Although the SPP managed to put on 1.13p to stand at 146.47p, this is still way out of step with recent movement in EU mainland prices which included the influential German producer price adding another 5 cents to stand at €1.85, which is equivalent to 164p in our money.

There was also something of a lack of conformity as far as “weakly” contribution prices were concerned, with increases of anywhere between 1-3p and the majority were quoted in a wide 140p-148p range.

Spot bacon supplies have remained limited with virtually everything going on contract, but where there were any deals done these were generally in the 150p + region.

Cull sow quotes have nudged higher, up by around 1p, with a fairly wide spread between offers for large and small lots of 98p and 103p/kg and in most cases it has paid producers to haggle with numbers slightly on the tight side, although the Euro traded today worth 88.56p which is almost exactly the same as its value a week ago.

Weaner prices are continuing to improve but not at a particularly great rate, with the latest AHDB 30kg average quoted at £50.16 and 7kg piglets at £36.25.

However, as reports continue to emerge of further reductions in the availability of pig meat in the Far East this should filter through to the weaner market in the months ahead and will certainly provide finishers with a better potential return, assuming that feed prices remain in check.

Cereal values remain at manageable levels as far as pig producers are concerned with London feed wheat quoted for July at £160/t and September at £153/t.

Barley still enjoys a significant discount with futures deals for July at £138/t and September at £140/t.

Spot sales of UK feed wheat on an ex farm basis have been in the £150 region and 2019 cereal harvest prospects in the UK are looking reasonably favourable in terms of yields.

Protein prices have however remained at generally firm levels, with Hipro soya for July-October traded at £316/t and for November-April 20 at £321/t.

And finally, although the global pig market continues to be dominated by the ASF situation in China and neighbouring countries, much closer to home comes the alarming news of a Polish farm with more than 8,000 pigs going down with ASF. Even more worrying is that this particular outbreak is linked to domestic pigs rather than in wild boar populations.

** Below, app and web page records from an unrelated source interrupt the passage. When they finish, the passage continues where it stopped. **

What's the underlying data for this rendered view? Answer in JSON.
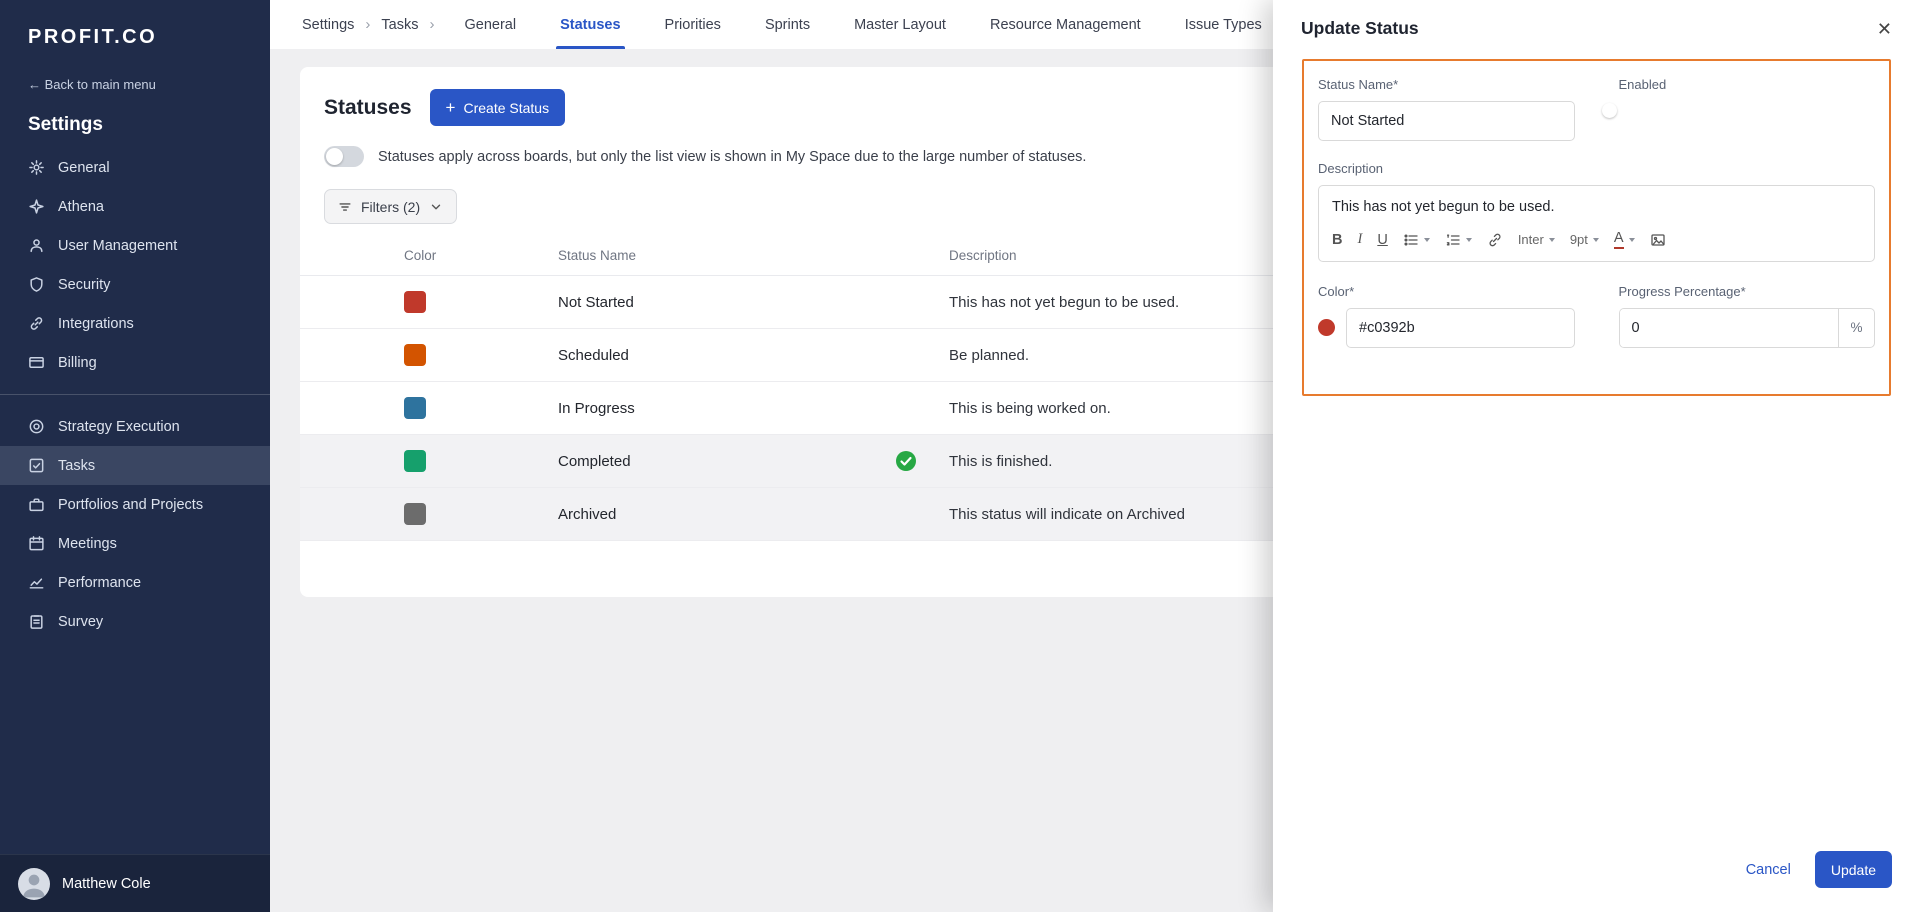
{
  "brand": {
    "logo": "PROFIT.CO"
  },
  "colors": {
    "accent": "#2a56c6",
    "form_highlight": "#e77b2e",
    "toggle_on": "#1f6bf2"
  },
  "sidebar": {
    "back_label": "← Back to main menu",
    "title": "Settings",
    "items": [
      {
        "label": "General"
      },
      {
        "label": "Athena"
      },
      {
        "label": "User Management"
      },
      {
        "label": "Security"
      },
      {
        "label": "Integrations"
      },
      {
        "label": "Billing"
      },
      {
        "label": "Strategy Execution"
      },
      {
        "label": "Tasks"
      },
      {
        "label": "Portfolios and Projects"
      },
      {
        "label": "Meetings"
      },
      {
        "label": "Performance"
      },
      {
        "label": "Survey"
      }
    ],
    "user_name": "Matthew Cole"
  },
  "topnav": {
    "breadcrumb": [
      "Settings",
      "Tasks"
    ],
    "separator": "›",
    "tabs": [
      "General",
      "Statuses",
      "Priorities",
      "Sprints",
      "Master Layout",
      "Resource Management",
      "Issue Types"
    ],
    "active_tab": "Statuses"
  },
  "content": {
    "title": "Statuses",
    "create_plus": "+",
    "create_button": "Create Status",
    "note": "Statuses apply across boards, but only the list view is shown in My Space due to the large number of statuses.",
    "filters_label": "Filters (2)",
    "table": {
      "headers": [
        "Color",
        "Status Name",
        "Description"
      ],
      "rows": [
        {
          "color": "#c0392b",
          "name": "Not Started",
          "description": "This has not yet begun to be used."
        },
        {
          "color": "#d35400",
          "name": "Scheduled",
          "description": "Be planned."
        },
        {
          "color": "#2e739e",
          "name": "In Progress",
          "description": "This is being worked on."
        },
        {
          "color": "#16a06c",
          "name": "Completed",
          "description": "This is finished."
        },
        {
          "color": "#6c6c6c",
          "name": "Archived",
          "description": "This status will indicate on Archived"
        }
      ]
    }
  },
  "drawer": {
    "title": "Update Status",
    "close_icon": "✕",
    "status_name_label": "Status Name*",
    "status_name_value": "Not Started",
    "enabled_label": "Enabled",
    "description_label": "Description",
    "description_value": "This has not yet begun to be used.",
    "toolbar": {
      "bold": "B",
      "italic": "I",
      "underline": "U",
      "font": "Inter",
      "size": "9pt",
      "color_letter": "A"
    },
    "color_label": "Color*",
    "color_value": "#c0392b",
    "progress_label": "Progress Percentage*",
    "progress_value": "0",
    "percent_suffix": "%",
    "cancel_label": "Cancel",
    "update_label": "Update"
  }
}
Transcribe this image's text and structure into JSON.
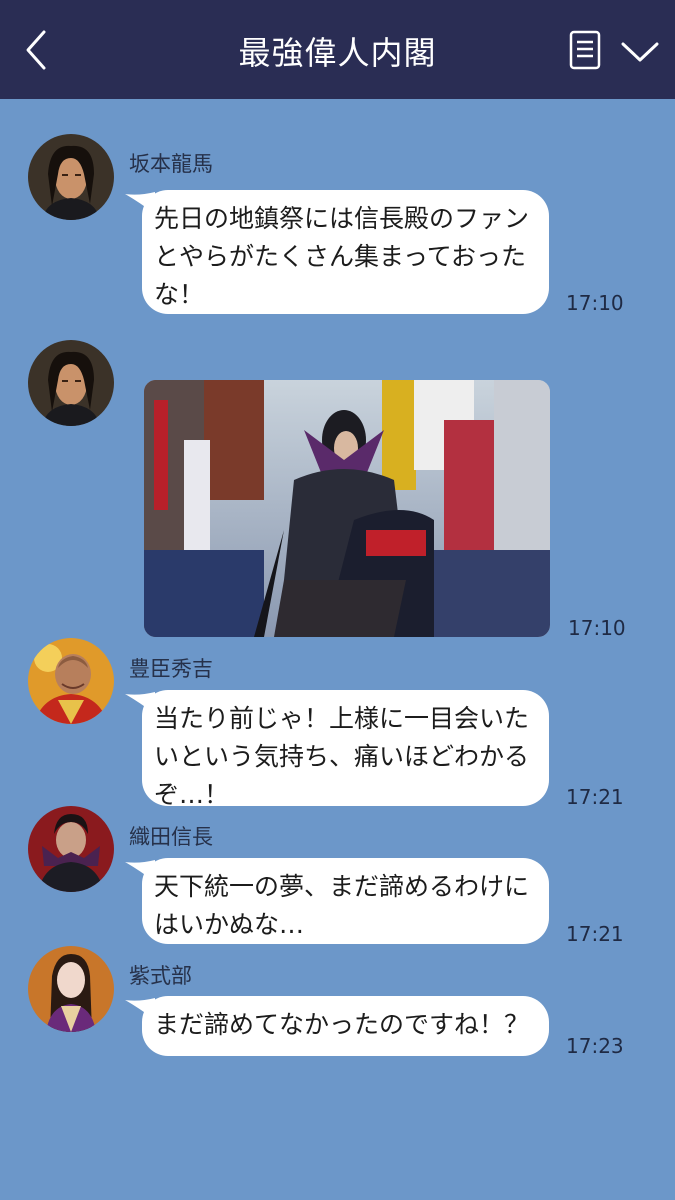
{
  "header": {
    "title": "最強偉人内閣",
    "back_icon": "chevron-left-icon",
    "menu_icon": "notes-icon",
    "expand_icon": "chevron-down-icon"
  },
  "colors": {
    "header_bg": "#2a2d54",
    "chat_bg": "#6c97c9",
    "bubble": "#ffffff"
  },
  "messages": [
    {
      "sender": "坂本龍馬",
      "text": "先日の地鎮祭には信長殿のファン\nとやらがたくさん集まっておった\nな！",
      "time": "17:10"
    },
    {
      "sender": "",
      "image": "photo of Oda Nobunaga on horseback in a festival procession",
      "time": "17:10"
    },
    {
      "sender": "豊臣秀吉",
      "text": "当たり前じゃ！上様に一目会いた\nいという気持ち、痛いほどわかる\nぞ…！",
      "time": "17:21"
    },
    {
      "sender": "織田信長",
      "text": "天下統一の夢、まだ諦めるわけに\nはいかぬな…",
      "time": "17:21"
    },
    {
      "sender": "紫式部",
      "text": "まだ諦めてなかったのですね！？",
      "time": "17:23"
    }
  ]
}
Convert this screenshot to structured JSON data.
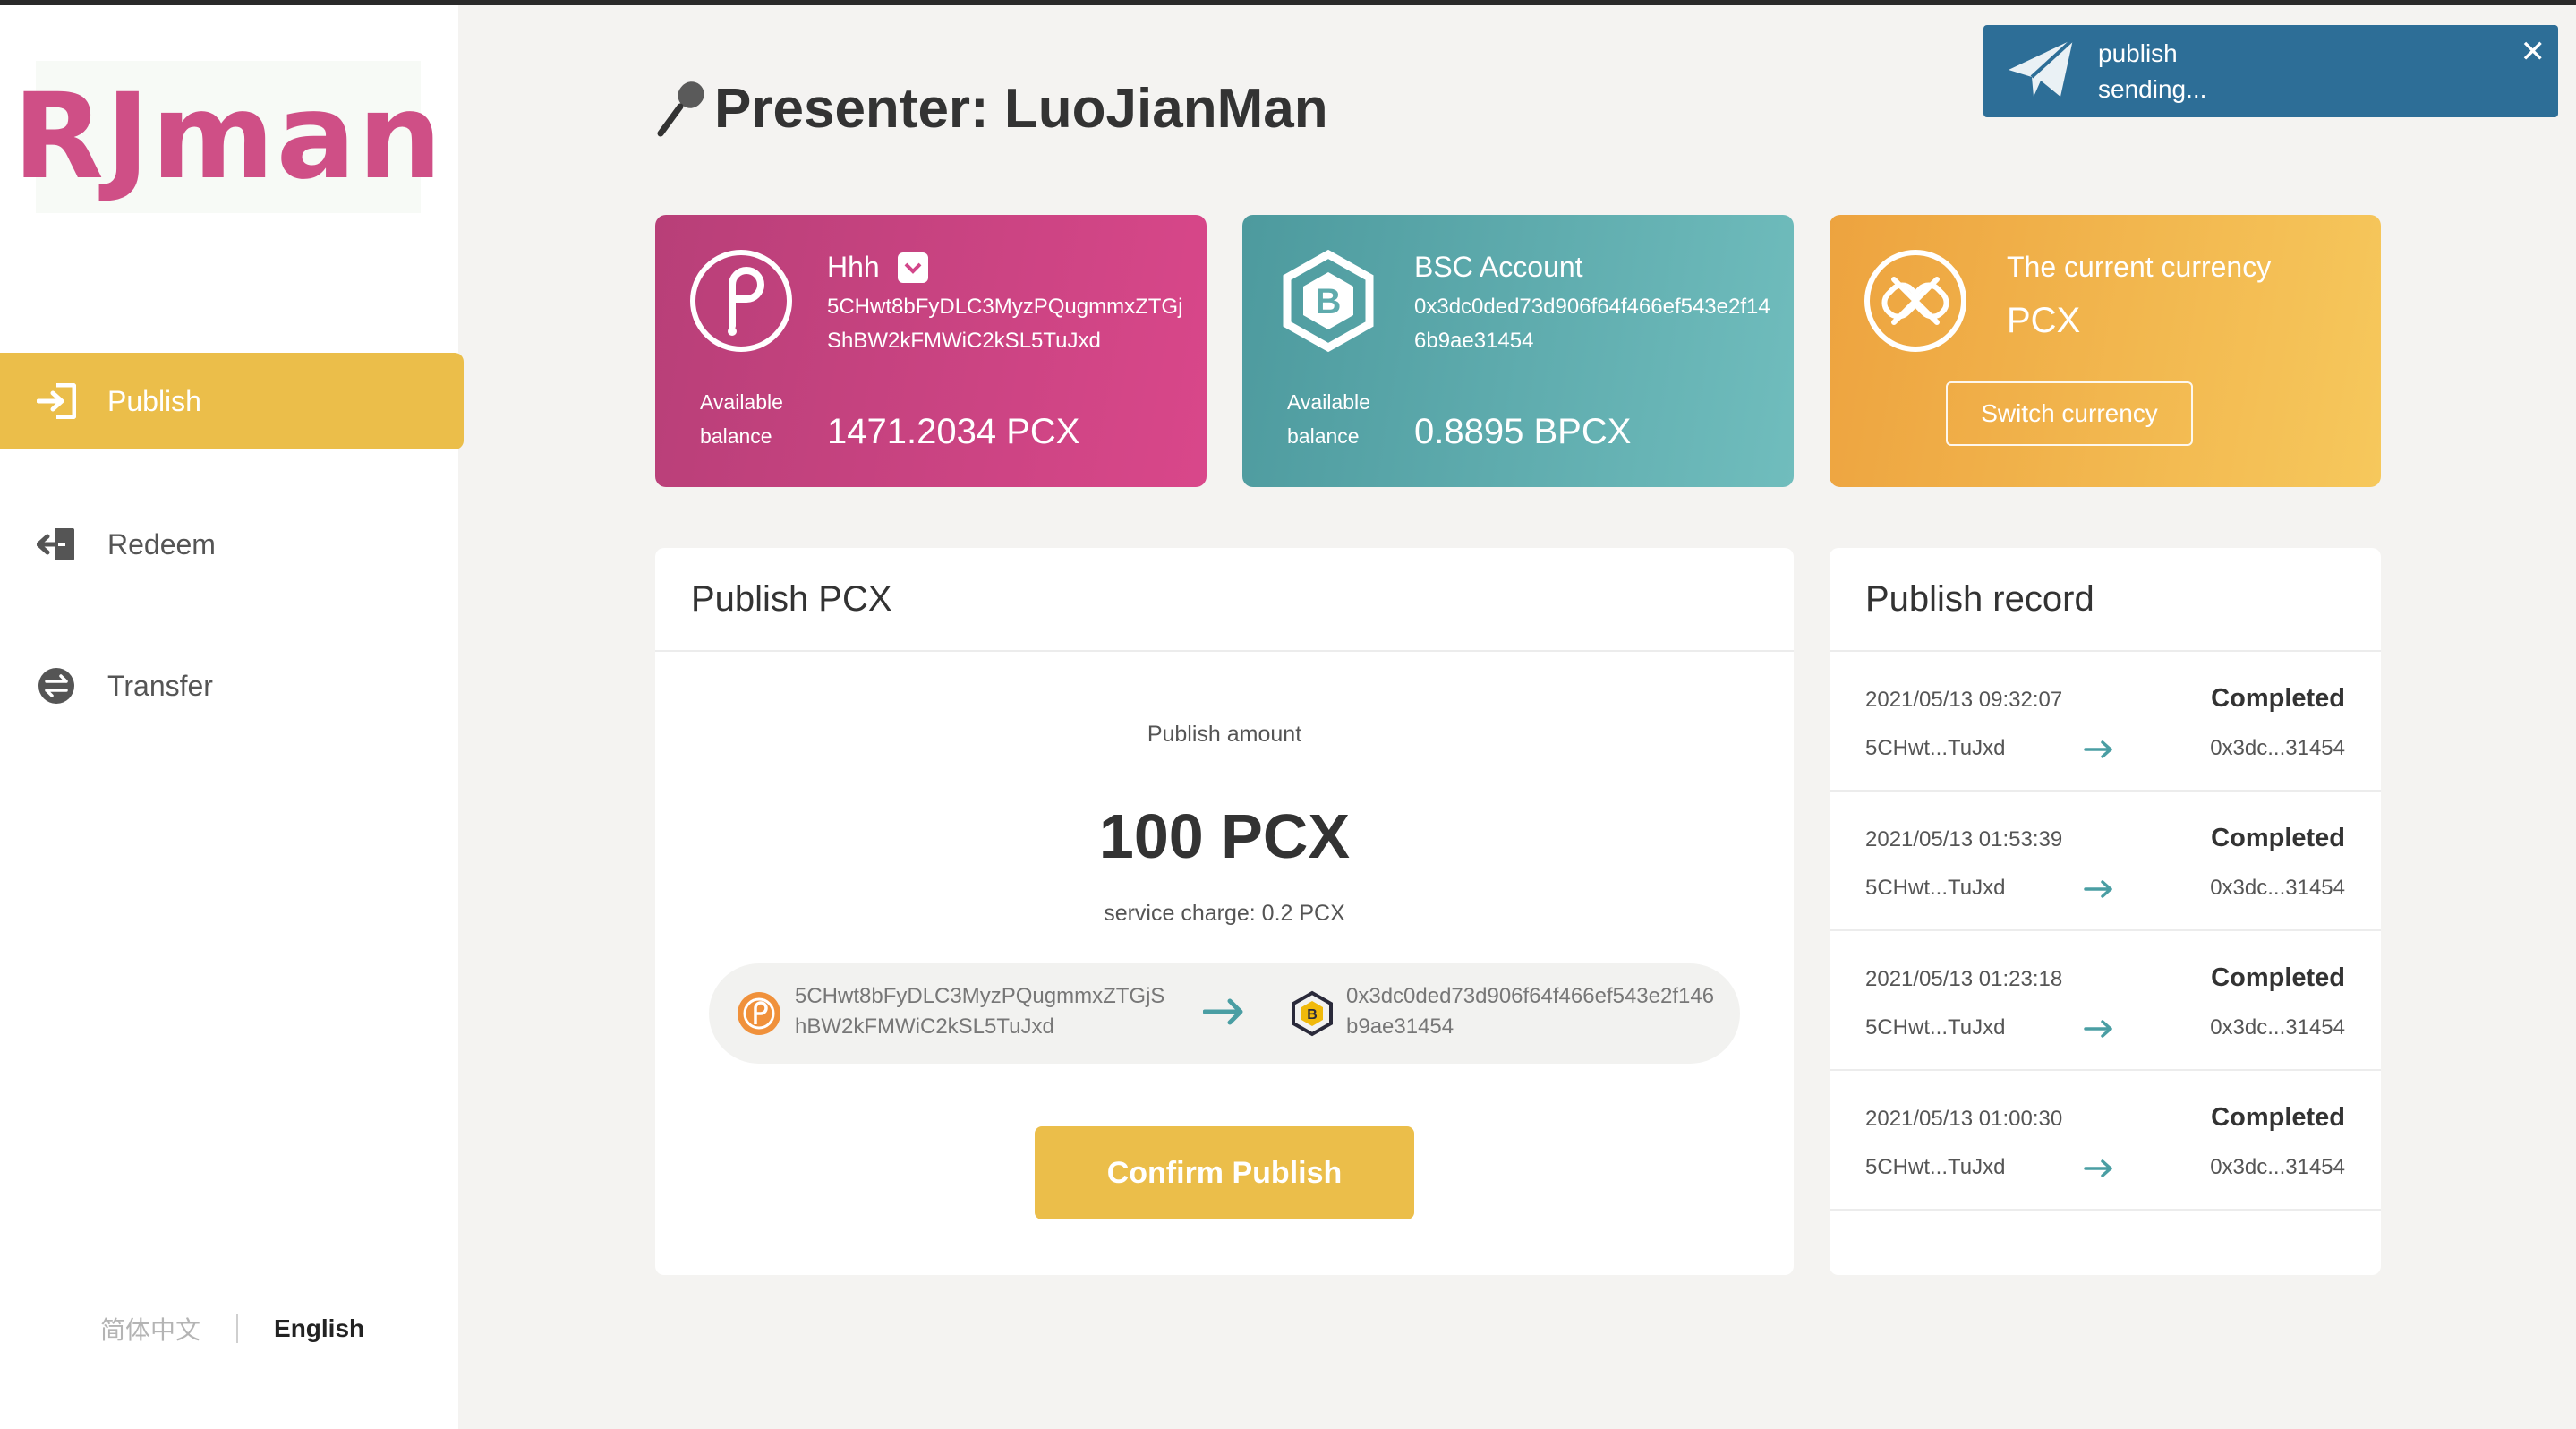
{
  "app": {
    "logo_text": "RJman"
  },
  "sidebar": {
    "items": [
      {
        "label": "Publish",
        "icon": "publish-icon",
        "active": true
      },
      {
        "label": "Redeem",
        "icon": "redeem-icon",
        "active": false
      },
      {
        "label": "Transfer",
        "icon": "transfer-icon",
        "active": false
      }
    ],
    "lang_zh": "简体中文",
    "lang_en": "English"
  },
  "header": {
    "presenter": "Presenter: LuoJianMan"
  },
  "toast": {
    "title": "publish",
    "message": "sending...",
    "close": "✕"
  },
  "cards": {
    "account": {
      "name": "Hhh",
      "address": "5CHwt8bFyDLC3MyzPQugmmxZTGjShBW2kFMWiC2kSL5TuJxd",
      "avail_line1": "Available",
      "avail_line2": "balance",
      "balance": "1471.2034 PCX"
    },
    "bsc": {
      "name": "BSC Account",
      "address": "0x3dc0ded73d906f64f466ef543e2f146b9ae31454",
      "avail_line1": "Available",
      "avail_line2": "balance",
      "balance": "0.8895 BPCX"
    },
    "currency": {
      "title": "The current currency",
      "value": "PCX",
      "switch_label": "Switch currency"
    }
  },
  "publish": {
    "title": "Publish PCX",
    "amount_label": "Publish amount",
    "amount": "100 PCX",
    "service_charge": "service charge:  0.2 PCX",
    "from_address": "5CHwt8bFyDLC3MyzPQugmmxZTGjShBW2kFMWiC2kSL5TuJxd",
    "to_address": "0x3dc0ded73d906f64f466ef543e2f146b9ae31454",
    "confirm_label": "Confirm Publish"
  },
  "records": {
    "title": "Publish record",
    "items": [
      {
        "date": "2021/05/13 09:32:07",
        "status": "Completed",
        "from": "5CHwt...TuJxd",
        "to": "0x3dc...31454"
      },
      {
        "date": "2021/05/13 01:53:39",
        "status": "Completed",
        "from": "5CHwt...TuJxd",
        "to": "0x3dc...31454"
      },
      {
        "date": "2021/05/13 01:23:18",
        "status": "Completed",
        "from": "5CHwt...TuJxd",
        "to": "0x3dc...31454"
      },
      {
        "date": "2021/05/13 01:00:30",
        "status": "Completed",
        "from": "5CHwt...TuJxd",
        "to": "0x3dc...31454"
      }
    ]
  },
  "colors": {
    "accent": "#ebbe4a",
    "pink_card": "#d9478a",
    "teal_card": "#5fabad",
    "orange_card": "#f2b54e",
    "toast": "#2d6e97",
    "arrow": "#4a9ea3"
  }
}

This however, underlines the need for UK producers to continue to step up biosecurity controls on their units and to treat this as a priority, rather than the last thing on their bucket list.

The three main rules for profitable pig production remain “Health, Health and Health”.